Then the icing began. I asked them about what the cookies thought about the issue of appropriate colors for the icing. I told Jack and Owen that I just heard one of the bats mention its choice. Nevertheless, Jack didn't buy into the notion of a talking cookie. I assured him that I heard what color icing the bat wanted. Jack dismissed it as being impossible. His reasoning was the same as when I told him about the Tibetan cabinet in my home talking to me. "It doesn't have a mouth. It can't talk." Therefore, I didn't push what the bat suggested and told the bat not to say anything more.
Owen tests the blue icing on his pumpkin even though they agreed to use orange, like Jack was doing.
Then Owen tastes the blue icing to make sure it is what he expected.
Now, they went back to the icing of the bats.
After a long labor of making cookies, Owen needed to devour a bat.
It is interesting to me as a 72-year old grandfather that I began this article about a cute misunderstanding that Owen had about what we were going to do on one of my visits. We were not going to bake cookies for me but for him and his family.
Nonetheless, I end this essay attempting to comprehend more fully my relationship to especially Jack and Owen. I understand that part of my interest in them is because they are beginning their journey down the yellow brick road of their lives. My oldest granddaughter, Ayanna, is 20 and halfway through college, my three children are educated, have jobs, and also have experienced much of their journey through life. However, Jack and Owen are just beginning.

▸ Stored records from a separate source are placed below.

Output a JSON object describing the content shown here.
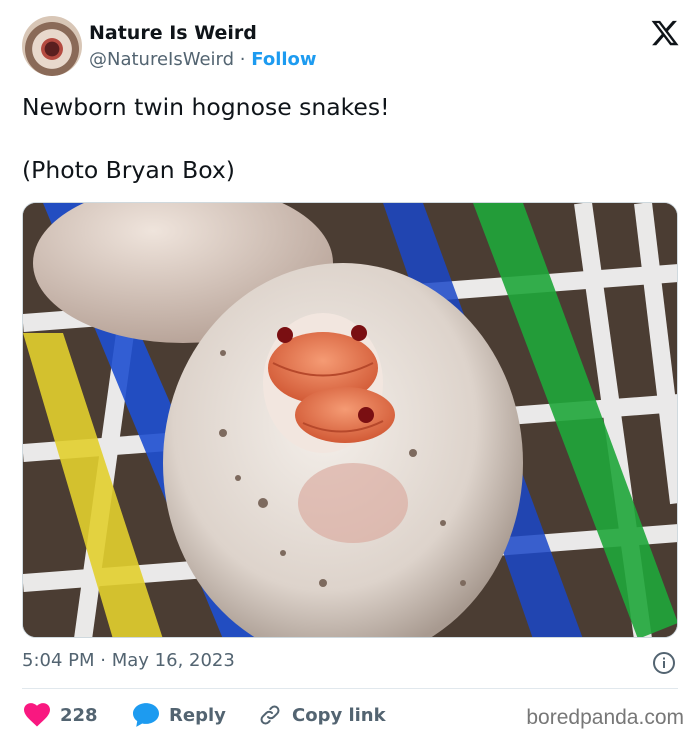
{
  "author": {
    "name": "Nature Is Weird",
    "handle": "@NatureIsWeird",
    "separator": "·",
    "follow_label": "Follow",
    "avatar_icon": "avatar-egg-snake"
  },
  "platform_icon": "x-logo-icon",
  "tweet": {
    "line1": "Newborn twin hognose snakes!",
    "line2": "(Photo Bryan Box)"
  },
  "image": {
    "icon": "photo-twin-snakes-hatching-from-egg"
  },
  "meta": {
    "time": "5:04 PM",
    "separator": "·",
    "date": "May 16, 2023"
  },
  "actions": {
    "likes_count": "228",
    "reply_label": "Reply",
    "copy_link_label": "Copy link"
  },
  "watermark": "boredpanda.com",
  "colors": {
    "accent": "#1d9bf0",
    "like": "#f91880",
    "text": "#0f1419",
    "muted": "#536471"
  }
}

I understand that, but why is it such an emotional issue for me? That question haunts me. I have spent decades on my journey down my yellow brick road. I cannot understand all that is wrapped up within my relationship with them. I love my adult granddaughter and my children, but Jack and Owen are different.
I have wrestled with this question since the first time that I picked up Jack just after his birth and have continued with Owen. I just cannot fathom all the various reasons that makes them a different emotional experience for me. A big part is due to their excitement about life. In time, children grow up into adulthood and view life as less exciting and more of a mere routine. However, I have danced with death a couple of times, and I have reasons for being excited about life again, which is one of the blessings of near death experiences. Trust me.
Therefore, Jack, Owen, and I are excited during our visits. They cannot imagine all that lies ahead of them, but I can imagine my limited time that lies ahead of me. I revel in their lives and in my life. They have a lifetime to enjoy life. I have a lot less time. Nevertheless, I do enjoy every moment of it.
Visit the Talking with Objects page to read more about this topic.
Visit the "Campbell's Cooking Class" page to read more about this topic.